### PROBLEM DETAILS
Would you restate each line of the data below word for word, without its pictures?

### RECORDS TO USE
= = = = = = =
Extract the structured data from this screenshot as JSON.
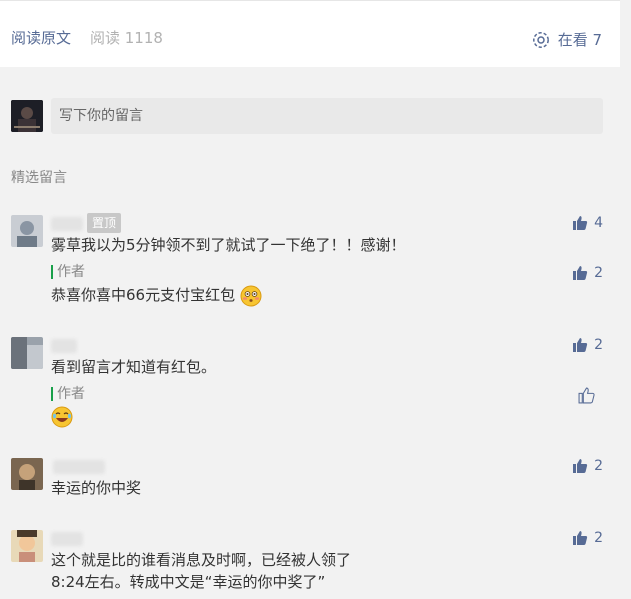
{
  "header": {
    "read_original": "阅读原文",
    "read_count": "阅读 1118",
    "watching_label": "在看 7"
  },
  "composer": {
    "placeholder": "写下你的留言"
  },
  "section_title": "精选留言",
  "comments": [
    {
      "pin_label": "置顶",
      "text": "雾草我以为5分钟领不到了就试了一下绝了！！感谢！",
      "likes": "4",
      "reply": {
        "author_label": "作者",
        "text": "恭喜你喜中66元支付宝红包",
        "likes": "2"
      }
    },
    {
      "text": "看到留言才知道有红包。",
      "likes": "2",
      "reply": {
        "author_label": "作者",
        "likes": ""
      }
    },
    {
      "text": "幸运的你中奖",
      "likes": "2"
    },
    {
      "text_line1": "这个就是比的谁看消息及时啊，已经被人领了",
      "text_line2": "8:24左右。转成中文是“幸运的你中奖了”",
      "likes": "2"
    }
  ],
  "colors": {
    "link": "#576b95",
    "author_bar": "#19a04a",
    "bg": "#f2f2f2"
  },
  "icons": [
    "gear-icon",
    "thumb-up-icon",
    "blush-emoji-icon",
    "laugh-emoji-icon"
  ]
}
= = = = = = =
### OUTPUT
Extract the structured data from this screenshot as JSON.
{
  "header": {
    "read_original": "阅读原文",
    "read_count": "阅读 1118",
    "watching_label": "在看 7"
  },
  "composer": {
    "placeholder": "写下你的留言"
  },
  "section_title": "精选留言",
  "comments": [
    {
      "pin_label": "置顶",
      "text": "雾草我以为5分钟领不到了就试了一下绝了！！感谢！",
      "likes": "4",
      "reply": {
        "author_label": "作者",
        "text": "恭喜你喜中66元支付宝红包",
        "likes": "2"
      }
    },
    {
      "text": "看到留言才知道有红包。",
      "likes": "2",
      "reply": {
        "author_label": "作者",
        "likes": ""
      }
    },
    {
      "text": "幸运的你中奖",
      "likes": "2"
    },
    {
      "text_line1": "这个就是比的谁看消息及时啊，已经被人领了",
      "text_line2": "8:24左右。转成中文是“幸运的你中奖了”",
      "likes": "2"
    }
  ],
  "colors": {
    "link": "#576b95",
    "author_bar": "#19a04a",
    "bg": "#f2f2f2"
  },
  "icons": [
    "gear-icon",
    "thumb-up-icon",
    "blush-emoji-icon",
    "laugh-emoji-icon"
  ]
}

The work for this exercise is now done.